Economic Record: President Bush Jr.
President George W. Bush has the worst economic record of any president since Hoover. He holds the worst performance for GDP growth, stock market performance and job creation of any president of at least the most recent 11 presidents, and is near the bottom of the lists for all of the other measures below. Every President since Hoover, except Nixon, has left office with the stock market above where it started. Some presidents have seen the value of the stock market double or triple. President Bush, however, left office with the S&P 500 being worth 1/3 less than it was when he entered office. All of the measures below show roughly the same pattern: a slump at the start, average growth in the middle and a precipitous drop at the end.
President Bush Jr. had two problematic events impact his economic record that were beyond his control.
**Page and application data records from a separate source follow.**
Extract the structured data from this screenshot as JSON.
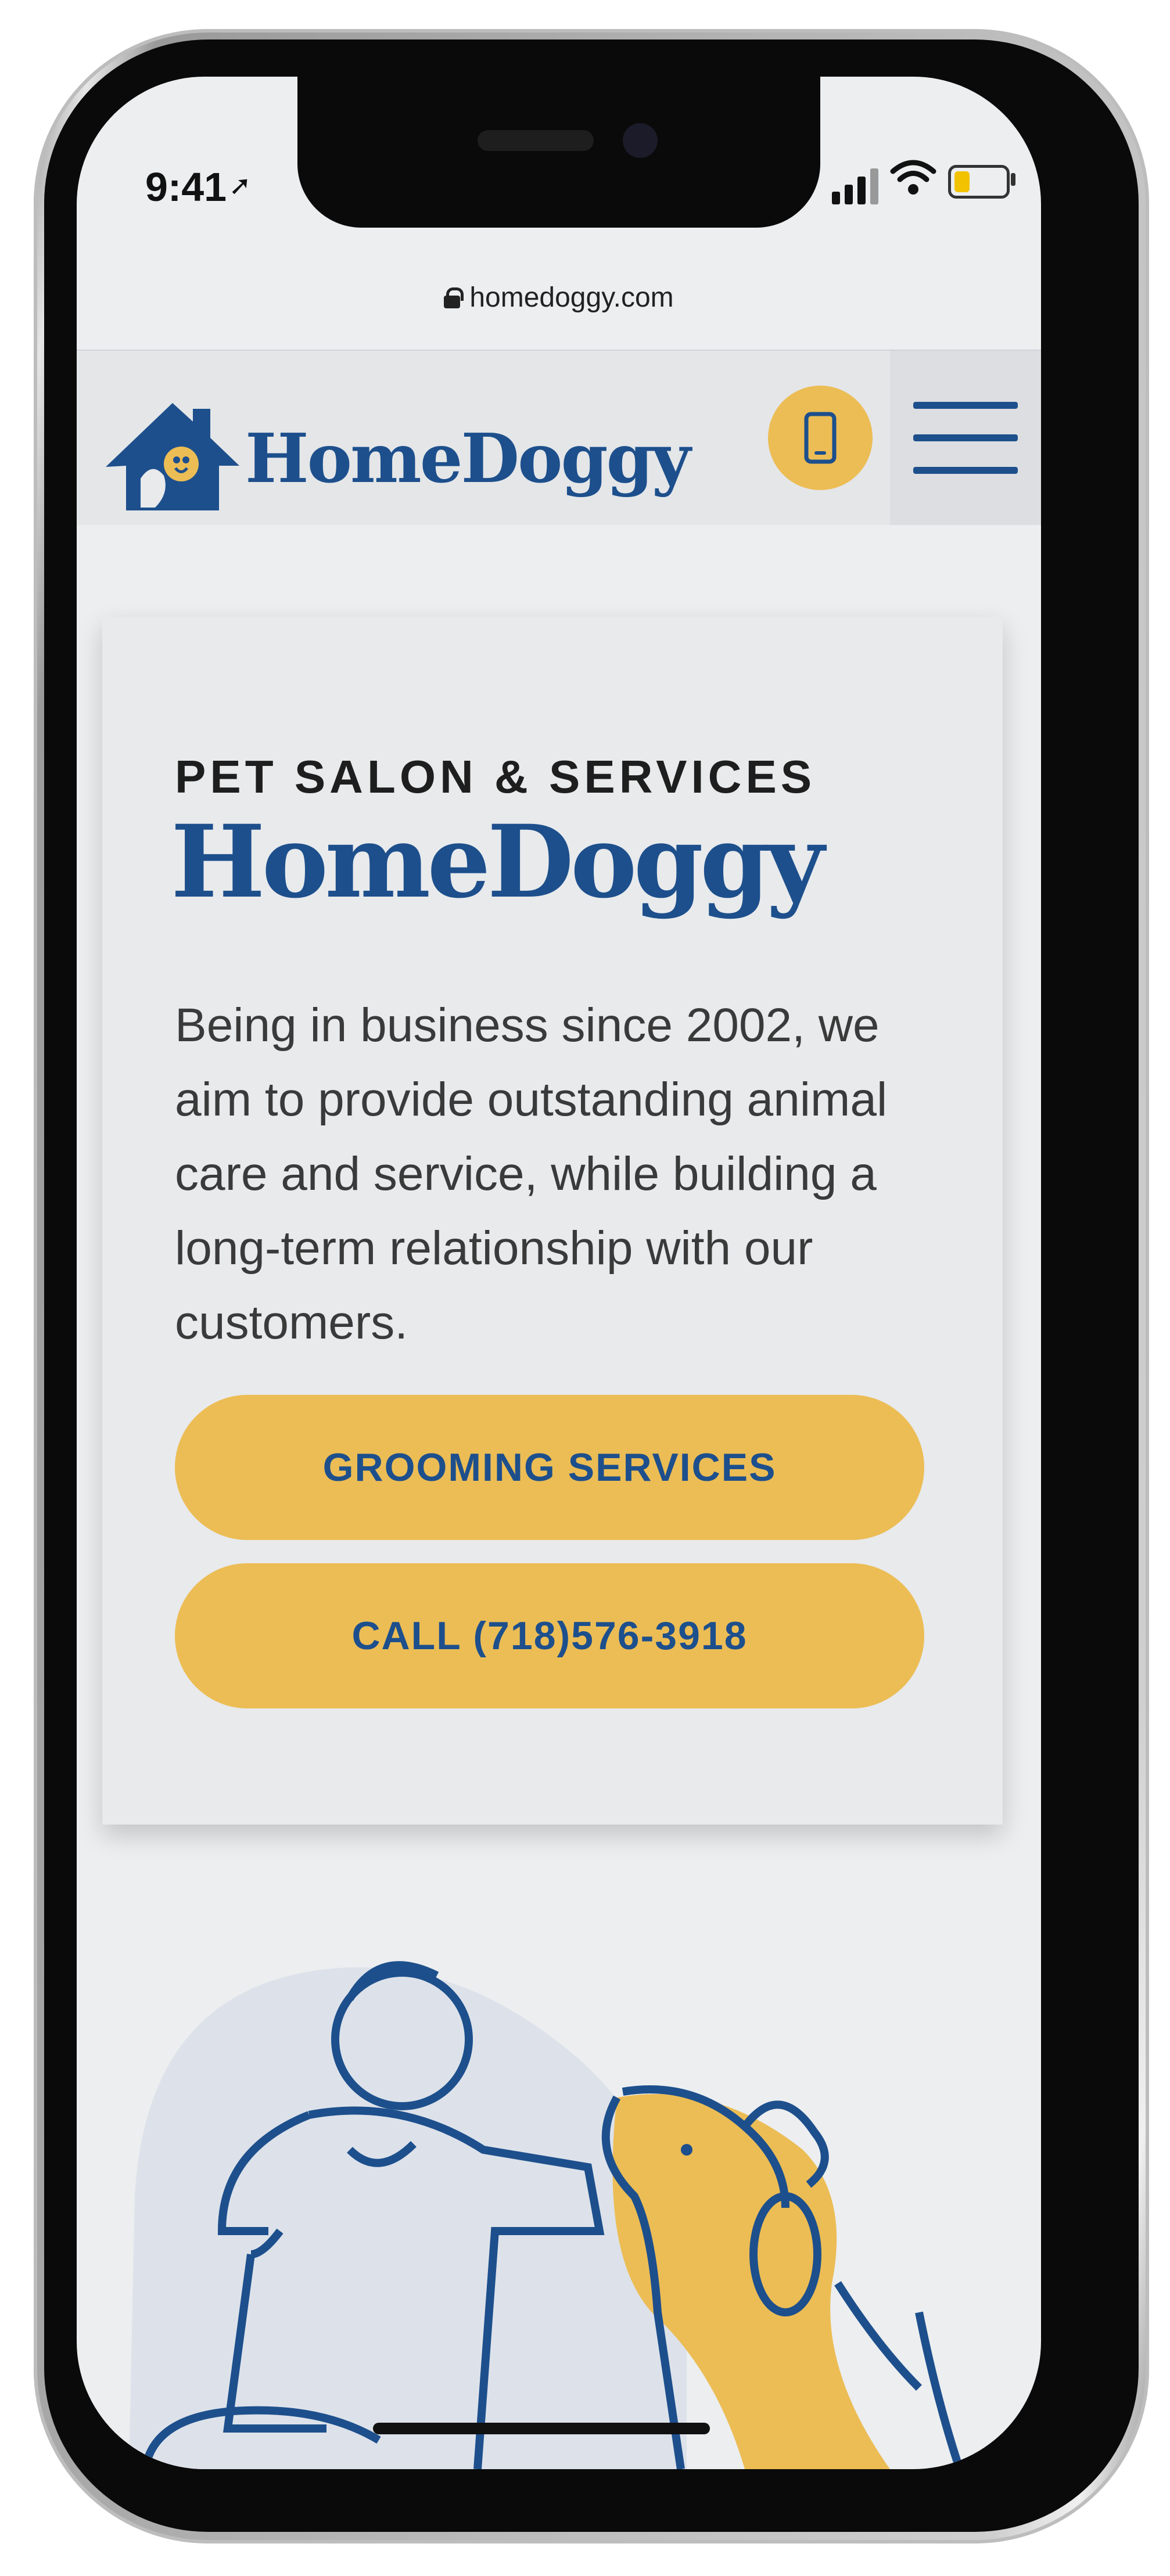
{
  "status_bar": {
    "time": "9:41"
  },
  "browser": {
    "url": "homedoggy.com"
  },
  "header": {
    "logo_text": "HomeDoggy"
  },
  "hero": {
    "eyebrow": "PET SALON & SERVICES",
    "title": "HomeDoggy",
    "body": "Being in business since 2002, we aim to provide outstanding animal care and service, while building a long-term relationship with our customers.",
    "buttons": {
      "grooming": "GROOMING SERVICES",
      "call": "CALL (718)576-3918"
    }
  },
  "icons": [
    "location-arrow-icon",
    "cellular-signal-icon",
    "wifi-icon",
    "battery-icon",
    "lock-icon",
    "house-dog-logo-icon",
    "phone-icon",
    "hamburger-menu-icon"
  ],
  "colors": {
    "brand_blue": "#1d4f8c",
    "accent_yellow": "#ecbd55",
    "page_background": "#eceef0",
    "card_background": "#e8eaec"
  }
}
The first was that the United States was in an economic slump following the burst of the dot com bubble when President Bush took office. The second was the attacks by Al Qaeda on the World Trade Center. The two events combined to take the wind out of the sails of the economic engine that had powered the country forward so vigorously during President Clinton's presidency. However, he also initiated a number of significant policy changes that had far-reaching fiscal and economic consequences.
Major economic events:
Related: Best Presidents for GDP growth
| The green line represents the GDP growth during the presidency of President Bush Jr.. The orange line reflects
the average rate of GDP growth since 1953.
The impact of the dot com bubble and the 9/11 attacks on the U.S.'s GDP growth was relatively modest. During Bush's presidency, the GDP generally grew at a roughly average pace until 2007 when it slowed and then crashed.
Related: Ranking the presidents for job creation
| The green line represents the rate of the growth in the number of jobs under President George W. Bush. The orange line reflects
the average rate of growth in the number of jobs since 1953.
President Bush has the worst record for private sector job creation of any president at least since WW2. He is the only post-WW2 president to have left the country with fewer people working than there were when he assumed office, despite having a larger population.
Related: Ranking the presidents for income growth
| The orange line is the rate at which the median family income has increased on average since 1953 and the
green line is how fast it increased under Bush Jr..
The median family income in the United States fared very poorly under President George W. Bush. The lackluster performance during his first term combined with the devastation of the Great Recession left the country's families with 3% less income at the end of his second term as they had at the start of his first term.
Debt as a Percentage of GDP
Related: Change in debt by president
Source: BEA Treasury
| This graph examines the way the debt shifted relative to GDP. The orange line shows
what the debt would have been if it had started at the same level as it was at when President Bush Jr. took
office and had grown at the average rate. The green line shows what actually happened.
Starting in 2007, the United States experienced a perfect fiscal storm. Simultaneously fighting two wars created a major expense for the country and at the same time, the Bush tax cuts were sapping the treasury of revenues. The Great Recession both increased expenses and decreased revenues and and when combined with the tax cuts and wars, the United States plunged the country into debt, leaving George W. Bush with the worst record of any president since WW2 in terms of the ratio of debt to GDP.
Related: Stock market performance by party of president
| This graph compares the performance of the S&P500 under President Bush Jr. with the average.
As noted above, Bush Jr. has by far the worst record for stock market performance.
Compared to Other Developed Countries
Related: Economic performance relative to NATO countries
Source: USDA University of Groningen
| This shows how the GDP growth of the United States compared to the GDP growth in the other original NATO member countries.
The other original NATO member countries are used as a benchmark because they have had relatively similar economic status to the
United States during the entire period examined.
The U.S.'s economy generally performed roughly the same as the other original NATO members during the 43rd presidency.
|Where President Obama turned the terrible economic hand he was dealt into a middling economic result, President George W. Bush turned a middling economic hand into a terrible economic result. His presidency was characterized by extreme fiscal irresponsibility at a time when there was no real economic rationale for it, by an escalation of trickle-down policies that sapped consumer spending and economic health, and by rampant deregulation that created dramatic economic risks.
January 4, 2018